Problem description: Among the entries below, tally each line in which the word "smallest" is found, then state the tally alone.

Data:
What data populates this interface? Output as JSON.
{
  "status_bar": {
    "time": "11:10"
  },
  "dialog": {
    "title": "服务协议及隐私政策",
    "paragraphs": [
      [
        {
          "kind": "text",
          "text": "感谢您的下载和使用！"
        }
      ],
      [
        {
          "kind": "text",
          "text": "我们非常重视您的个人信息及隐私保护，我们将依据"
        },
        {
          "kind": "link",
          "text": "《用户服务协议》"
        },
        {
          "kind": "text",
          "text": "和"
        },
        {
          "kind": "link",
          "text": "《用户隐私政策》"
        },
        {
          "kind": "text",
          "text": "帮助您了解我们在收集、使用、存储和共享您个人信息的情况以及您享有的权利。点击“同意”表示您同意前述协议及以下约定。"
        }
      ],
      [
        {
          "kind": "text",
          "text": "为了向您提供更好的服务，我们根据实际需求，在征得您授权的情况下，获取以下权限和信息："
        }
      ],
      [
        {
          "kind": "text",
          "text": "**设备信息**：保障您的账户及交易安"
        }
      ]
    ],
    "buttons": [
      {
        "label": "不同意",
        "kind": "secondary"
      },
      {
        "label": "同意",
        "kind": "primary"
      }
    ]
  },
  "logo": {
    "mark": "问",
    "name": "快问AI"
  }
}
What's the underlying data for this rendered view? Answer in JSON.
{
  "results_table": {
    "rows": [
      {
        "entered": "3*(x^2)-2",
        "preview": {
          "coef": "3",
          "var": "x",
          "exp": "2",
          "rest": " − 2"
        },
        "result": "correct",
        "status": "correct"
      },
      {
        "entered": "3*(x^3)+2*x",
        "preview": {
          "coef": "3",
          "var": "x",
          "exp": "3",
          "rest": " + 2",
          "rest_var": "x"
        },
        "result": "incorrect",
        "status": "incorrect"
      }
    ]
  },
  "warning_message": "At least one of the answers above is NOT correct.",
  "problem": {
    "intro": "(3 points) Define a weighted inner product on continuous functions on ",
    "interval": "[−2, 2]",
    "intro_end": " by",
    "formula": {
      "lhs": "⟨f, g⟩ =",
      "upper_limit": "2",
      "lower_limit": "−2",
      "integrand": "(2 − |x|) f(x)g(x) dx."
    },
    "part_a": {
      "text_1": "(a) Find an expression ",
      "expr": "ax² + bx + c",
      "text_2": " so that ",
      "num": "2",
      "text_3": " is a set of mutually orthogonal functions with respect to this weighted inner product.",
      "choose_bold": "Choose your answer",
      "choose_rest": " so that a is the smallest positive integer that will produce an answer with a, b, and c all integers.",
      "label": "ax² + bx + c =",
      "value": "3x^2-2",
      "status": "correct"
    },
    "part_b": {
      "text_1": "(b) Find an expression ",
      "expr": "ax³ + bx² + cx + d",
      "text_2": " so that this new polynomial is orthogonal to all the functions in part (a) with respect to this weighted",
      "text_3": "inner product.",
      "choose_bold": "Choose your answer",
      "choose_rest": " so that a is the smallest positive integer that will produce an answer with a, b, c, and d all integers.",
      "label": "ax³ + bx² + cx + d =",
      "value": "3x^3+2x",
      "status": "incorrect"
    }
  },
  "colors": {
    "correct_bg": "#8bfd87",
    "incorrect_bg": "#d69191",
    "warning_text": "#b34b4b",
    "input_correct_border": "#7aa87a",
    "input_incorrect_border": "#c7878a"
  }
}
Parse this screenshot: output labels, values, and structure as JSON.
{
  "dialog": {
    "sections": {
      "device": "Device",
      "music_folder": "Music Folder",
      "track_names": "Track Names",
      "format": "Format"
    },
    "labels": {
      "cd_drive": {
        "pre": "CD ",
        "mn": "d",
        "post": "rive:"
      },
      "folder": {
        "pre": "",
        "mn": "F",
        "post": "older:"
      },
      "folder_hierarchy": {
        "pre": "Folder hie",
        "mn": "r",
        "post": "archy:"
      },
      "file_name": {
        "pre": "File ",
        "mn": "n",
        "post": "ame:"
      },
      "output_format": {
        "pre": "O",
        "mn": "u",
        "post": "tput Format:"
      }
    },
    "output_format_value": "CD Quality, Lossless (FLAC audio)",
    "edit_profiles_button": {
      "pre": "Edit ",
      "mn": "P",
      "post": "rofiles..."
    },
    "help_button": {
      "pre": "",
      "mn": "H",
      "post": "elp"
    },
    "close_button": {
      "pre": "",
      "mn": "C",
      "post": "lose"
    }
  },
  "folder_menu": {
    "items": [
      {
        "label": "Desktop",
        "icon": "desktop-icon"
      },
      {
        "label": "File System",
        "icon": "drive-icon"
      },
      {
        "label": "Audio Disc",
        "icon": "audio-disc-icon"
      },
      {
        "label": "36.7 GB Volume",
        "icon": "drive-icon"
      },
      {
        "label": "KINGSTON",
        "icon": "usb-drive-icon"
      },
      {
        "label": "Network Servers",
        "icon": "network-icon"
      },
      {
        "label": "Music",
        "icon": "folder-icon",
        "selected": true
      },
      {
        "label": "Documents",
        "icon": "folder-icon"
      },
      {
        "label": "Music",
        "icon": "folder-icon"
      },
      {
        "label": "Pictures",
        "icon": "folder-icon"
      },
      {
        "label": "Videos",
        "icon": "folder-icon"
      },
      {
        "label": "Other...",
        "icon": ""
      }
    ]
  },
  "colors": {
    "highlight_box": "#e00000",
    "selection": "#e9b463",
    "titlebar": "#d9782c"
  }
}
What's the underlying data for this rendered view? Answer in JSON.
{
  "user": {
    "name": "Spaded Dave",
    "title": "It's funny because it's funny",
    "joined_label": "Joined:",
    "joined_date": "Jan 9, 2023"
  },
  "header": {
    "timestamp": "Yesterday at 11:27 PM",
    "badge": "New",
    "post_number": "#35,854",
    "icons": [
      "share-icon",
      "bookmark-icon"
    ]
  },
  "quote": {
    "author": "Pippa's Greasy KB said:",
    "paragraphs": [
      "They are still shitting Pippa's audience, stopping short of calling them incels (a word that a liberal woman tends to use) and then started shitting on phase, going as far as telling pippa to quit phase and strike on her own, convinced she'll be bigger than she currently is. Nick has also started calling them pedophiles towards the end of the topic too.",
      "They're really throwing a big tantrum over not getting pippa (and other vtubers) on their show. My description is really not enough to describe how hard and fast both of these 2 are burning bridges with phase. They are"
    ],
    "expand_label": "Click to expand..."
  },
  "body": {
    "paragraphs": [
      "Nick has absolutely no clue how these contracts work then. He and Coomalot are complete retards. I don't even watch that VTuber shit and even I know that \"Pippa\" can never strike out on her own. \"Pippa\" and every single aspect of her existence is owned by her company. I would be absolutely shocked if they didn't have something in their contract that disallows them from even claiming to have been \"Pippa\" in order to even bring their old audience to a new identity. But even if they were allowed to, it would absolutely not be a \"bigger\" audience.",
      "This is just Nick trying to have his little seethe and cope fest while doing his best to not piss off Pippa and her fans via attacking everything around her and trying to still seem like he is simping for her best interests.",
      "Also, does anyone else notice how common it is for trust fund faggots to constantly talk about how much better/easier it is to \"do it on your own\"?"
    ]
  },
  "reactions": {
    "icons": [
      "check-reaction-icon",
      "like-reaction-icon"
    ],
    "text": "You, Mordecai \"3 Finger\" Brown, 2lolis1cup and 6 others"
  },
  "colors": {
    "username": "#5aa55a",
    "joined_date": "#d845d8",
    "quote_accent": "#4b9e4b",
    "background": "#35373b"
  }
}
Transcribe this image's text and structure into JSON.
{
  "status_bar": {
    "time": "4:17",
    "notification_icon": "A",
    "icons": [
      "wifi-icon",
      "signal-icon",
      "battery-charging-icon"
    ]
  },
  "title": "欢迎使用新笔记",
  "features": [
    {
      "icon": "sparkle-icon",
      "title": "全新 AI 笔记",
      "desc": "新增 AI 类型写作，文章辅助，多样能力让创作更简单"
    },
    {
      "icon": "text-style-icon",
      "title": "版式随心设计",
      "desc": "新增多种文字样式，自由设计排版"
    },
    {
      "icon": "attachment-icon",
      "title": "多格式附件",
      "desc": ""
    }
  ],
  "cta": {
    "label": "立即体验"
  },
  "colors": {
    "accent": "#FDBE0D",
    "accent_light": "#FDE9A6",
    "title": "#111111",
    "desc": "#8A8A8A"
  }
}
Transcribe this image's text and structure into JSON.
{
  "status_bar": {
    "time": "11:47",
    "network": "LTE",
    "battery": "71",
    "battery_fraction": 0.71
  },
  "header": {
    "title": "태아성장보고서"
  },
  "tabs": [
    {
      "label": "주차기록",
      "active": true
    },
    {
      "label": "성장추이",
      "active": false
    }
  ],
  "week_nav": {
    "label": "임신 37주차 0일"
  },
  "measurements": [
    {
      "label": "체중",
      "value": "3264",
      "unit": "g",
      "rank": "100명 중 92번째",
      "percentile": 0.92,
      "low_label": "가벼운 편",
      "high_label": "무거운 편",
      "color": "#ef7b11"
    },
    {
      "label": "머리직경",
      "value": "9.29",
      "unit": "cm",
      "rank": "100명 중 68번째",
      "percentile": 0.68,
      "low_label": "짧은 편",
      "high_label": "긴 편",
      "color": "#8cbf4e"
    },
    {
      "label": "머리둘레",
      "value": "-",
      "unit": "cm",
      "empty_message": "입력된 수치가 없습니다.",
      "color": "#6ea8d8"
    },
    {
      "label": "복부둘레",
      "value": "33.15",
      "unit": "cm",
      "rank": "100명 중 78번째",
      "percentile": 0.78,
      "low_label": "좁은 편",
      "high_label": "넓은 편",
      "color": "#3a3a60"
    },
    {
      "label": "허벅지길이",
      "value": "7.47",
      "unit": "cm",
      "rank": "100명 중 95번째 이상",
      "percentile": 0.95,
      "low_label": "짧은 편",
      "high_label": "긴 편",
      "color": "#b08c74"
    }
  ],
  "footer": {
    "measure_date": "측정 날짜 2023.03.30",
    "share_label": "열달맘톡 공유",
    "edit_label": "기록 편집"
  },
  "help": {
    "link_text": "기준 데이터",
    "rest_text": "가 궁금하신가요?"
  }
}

Exercise response: 2